Australia’s richest person Gina Rinehart has made history, becoming the first woman to take out the GJ Stokes Memorial Award at Kalgoorlie’s Diggers and Dealers mining forum.
Named after late forum founder Geoffrey Stokes, the award is given to someone who has made an exceptional lifetime contribution to the Australian mining industry.
And the Hancock Prospecting owner is as big as it gets in the WA resources sector, having been a top tip for the award for years before her crowning at Wednesday night’s gala dinner at the Goldfields Arts Centre.
Event overcomes challenges
The award wound up another popular Diggers and Dealers forum which was moved from August to October owing to COVID-19 restrictions. The border restrictions also resulted in the annual event being solely attended by those from Western Australia.

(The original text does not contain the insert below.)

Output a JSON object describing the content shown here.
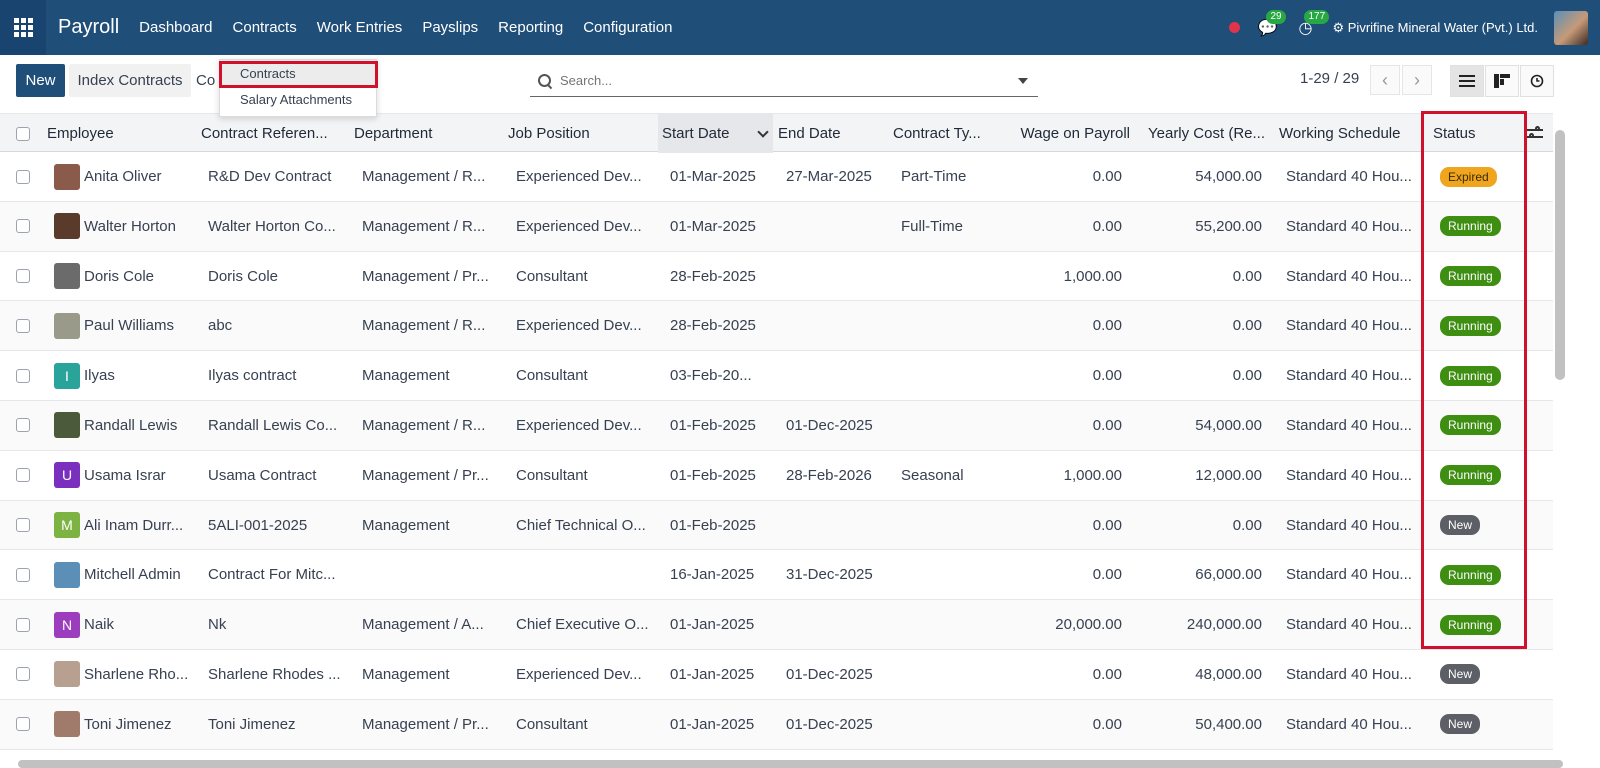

Now boasting an estimated $21.2 billion fortune, Mrs Rinehart was born in Perth but spent a considerable amount of time as a young woman at her parents’ sheep and cattle stations in the Pilbara.
She took over the chair at her father Lang Hancock’s company in 1992 following his death, subsequently forming a plan to turn the financially struggling exploration vehicle around.
Mrs Rinehart organised a state agreement to secure the Hope Downs tenements in the Pilbara, forming a joint venture with mining giant Rio Tinto in 2005 that took the project into production within two years.
She is now the primary owner of the privately-owned Roy Hill mine, a 55 million tonnes per annum operation in the Pilbara that employs more than 2,000 people.
Her selection was the sole win for the iron ore sector in a year dominated by the excitement generated by record gold prices and booming Australian gold production.
Dealer of the Year
There were few prizes for guessing the Dealer of the Year award, with Raleigh Finlayson’s Saracen Mineral Holdings and Bill Beament’s Northern Star Resources sharing the prize for their purchase of Kalgoorlie’s Super Pit gold mine.
Having brought the mine back to Australian hands for the first time in almost 20 years, the joint venture owners have been the talk of the conference since inking a $16 billion mega-merger last week that will place the Golden Mile into one company’s hands for the first time in its 127-year history.
Digger of the Year
ASX-listed mid-tier producer Ramelius Resources was Digger of the Year after delivering a 420% increase in net profit across its Edna May, Mt Magnet and Vivien gold mines in Western Australia.
Ramelius beat the top end of its guidance by 24% in the June quarter en route to record financial year production of more than 230,000 ounces of gold.
De Grey recognised
Pilbara gold explorer De Grey Mining won the best emerging company award. Its shares have soared from 5 cents to $1.34 this year on the back of its Hemi discovery in the Pilbara, catapulting its market capitalisation to $1.7 billion.
Globetrotting trade media editor Dominic Piper broke commercial media’s recent hold on the media award, with the Australia’s Paydirt and Gold Mining Journal editor from the Paydirt Media stable securing the prize.
Mr Piper was honoured for his 15 years at the Perth-based imprint. During this time, he has travelled throughout Australia, Asia and Africa covering mining and exploration projects across the world.
WA School of Mines mining engineering student Georgia Kerr won the Ray Finlayson Award for Leadership and Academic Excellence.